About this task.
When a line in the records includes the string "system", it goes into the tally; report that tally alone.

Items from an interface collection

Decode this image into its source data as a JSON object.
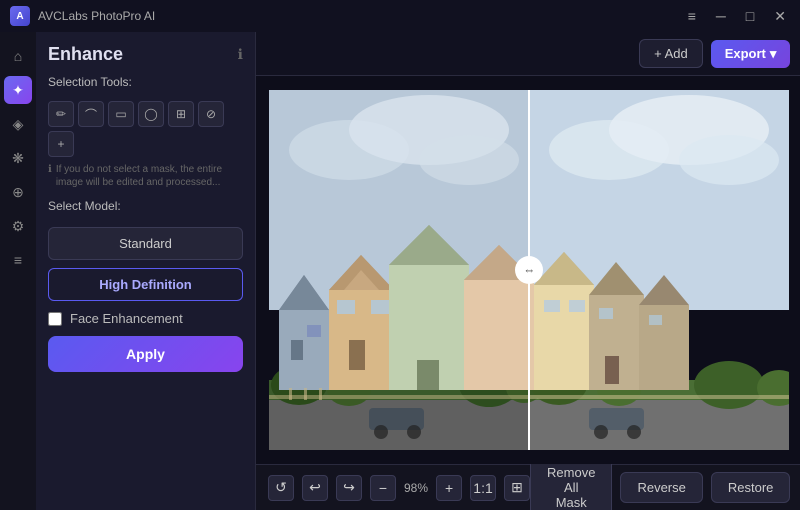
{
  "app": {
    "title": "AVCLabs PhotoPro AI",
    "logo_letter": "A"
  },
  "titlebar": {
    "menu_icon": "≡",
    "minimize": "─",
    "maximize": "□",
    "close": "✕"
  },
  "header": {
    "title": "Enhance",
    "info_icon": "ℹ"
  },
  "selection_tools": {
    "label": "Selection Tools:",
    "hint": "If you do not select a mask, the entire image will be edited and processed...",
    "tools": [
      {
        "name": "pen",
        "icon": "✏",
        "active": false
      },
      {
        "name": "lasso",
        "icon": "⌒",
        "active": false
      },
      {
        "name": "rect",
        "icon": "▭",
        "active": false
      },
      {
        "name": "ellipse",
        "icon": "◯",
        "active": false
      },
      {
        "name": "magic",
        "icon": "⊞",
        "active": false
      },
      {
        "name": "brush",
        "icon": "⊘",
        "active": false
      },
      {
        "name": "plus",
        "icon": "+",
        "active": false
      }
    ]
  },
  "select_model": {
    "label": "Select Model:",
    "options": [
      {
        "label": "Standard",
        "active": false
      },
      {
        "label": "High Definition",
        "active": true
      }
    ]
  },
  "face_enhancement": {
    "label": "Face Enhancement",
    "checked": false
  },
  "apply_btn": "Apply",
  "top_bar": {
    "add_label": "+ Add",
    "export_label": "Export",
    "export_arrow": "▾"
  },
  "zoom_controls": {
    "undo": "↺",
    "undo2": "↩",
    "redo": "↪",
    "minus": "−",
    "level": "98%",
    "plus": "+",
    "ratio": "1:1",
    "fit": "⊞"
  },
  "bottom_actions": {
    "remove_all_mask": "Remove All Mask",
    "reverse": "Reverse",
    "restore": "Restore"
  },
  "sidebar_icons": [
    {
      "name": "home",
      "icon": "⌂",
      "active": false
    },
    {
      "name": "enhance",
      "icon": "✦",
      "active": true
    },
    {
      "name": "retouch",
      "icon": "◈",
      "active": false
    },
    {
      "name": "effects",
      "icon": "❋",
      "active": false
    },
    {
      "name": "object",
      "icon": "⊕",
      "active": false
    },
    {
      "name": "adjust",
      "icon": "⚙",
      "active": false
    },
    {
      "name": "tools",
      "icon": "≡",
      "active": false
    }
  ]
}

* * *

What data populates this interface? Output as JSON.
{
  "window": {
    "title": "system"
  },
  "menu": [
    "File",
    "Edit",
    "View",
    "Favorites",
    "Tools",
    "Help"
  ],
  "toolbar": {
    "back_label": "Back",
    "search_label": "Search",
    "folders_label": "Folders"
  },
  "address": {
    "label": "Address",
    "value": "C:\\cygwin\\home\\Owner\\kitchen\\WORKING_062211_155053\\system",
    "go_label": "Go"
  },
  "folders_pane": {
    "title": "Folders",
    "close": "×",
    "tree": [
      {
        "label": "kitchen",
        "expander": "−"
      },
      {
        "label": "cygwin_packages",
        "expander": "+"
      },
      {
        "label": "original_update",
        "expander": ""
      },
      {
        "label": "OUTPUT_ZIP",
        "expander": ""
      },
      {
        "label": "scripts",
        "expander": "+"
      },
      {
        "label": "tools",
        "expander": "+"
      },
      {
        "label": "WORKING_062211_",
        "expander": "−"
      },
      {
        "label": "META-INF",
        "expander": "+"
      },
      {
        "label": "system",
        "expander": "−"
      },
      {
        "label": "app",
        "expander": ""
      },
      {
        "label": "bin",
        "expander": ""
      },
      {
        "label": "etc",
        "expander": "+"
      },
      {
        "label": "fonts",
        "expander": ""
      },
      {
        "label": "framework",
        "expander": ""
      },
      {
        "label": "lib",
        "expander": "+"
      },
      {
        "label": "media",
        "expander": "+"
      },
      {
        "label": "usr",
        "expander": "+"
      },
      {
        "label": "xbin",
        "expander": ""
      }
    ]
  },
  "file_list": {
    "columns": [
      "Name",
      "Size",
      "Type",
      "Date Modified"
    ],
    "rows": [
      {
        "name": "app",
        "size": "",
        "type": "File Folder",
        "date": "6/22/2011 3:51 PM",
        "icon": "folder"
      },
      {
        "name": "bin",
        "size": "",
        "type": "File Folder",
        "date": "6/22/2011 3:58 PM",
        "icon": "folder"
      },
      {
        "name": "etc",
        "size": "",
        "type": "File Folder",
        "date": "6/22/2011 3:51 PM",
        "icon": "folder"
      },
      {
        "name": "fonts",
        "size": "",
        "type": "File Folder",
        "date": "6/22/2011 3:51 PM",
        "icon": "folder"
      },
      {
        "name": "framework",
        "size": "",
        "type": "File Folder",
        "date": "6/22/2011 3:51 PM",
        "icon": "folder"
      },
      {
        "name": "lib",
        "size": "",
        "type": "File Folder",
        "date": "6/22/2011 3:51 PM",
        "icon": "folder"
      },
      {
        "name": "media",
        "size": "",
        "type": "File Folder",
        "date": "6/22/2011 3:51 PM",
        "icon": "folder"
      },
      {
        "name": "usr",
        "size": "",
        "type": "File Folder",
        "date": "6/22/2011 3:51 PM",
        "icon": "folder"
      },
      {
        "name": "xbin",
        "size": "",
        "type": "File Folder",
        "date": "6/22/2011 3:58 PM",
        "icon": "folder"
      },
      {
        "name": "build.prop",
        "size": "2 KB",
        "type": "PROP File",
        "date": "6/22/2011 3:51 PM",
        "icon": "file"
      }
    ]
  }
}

Solution for this task.
3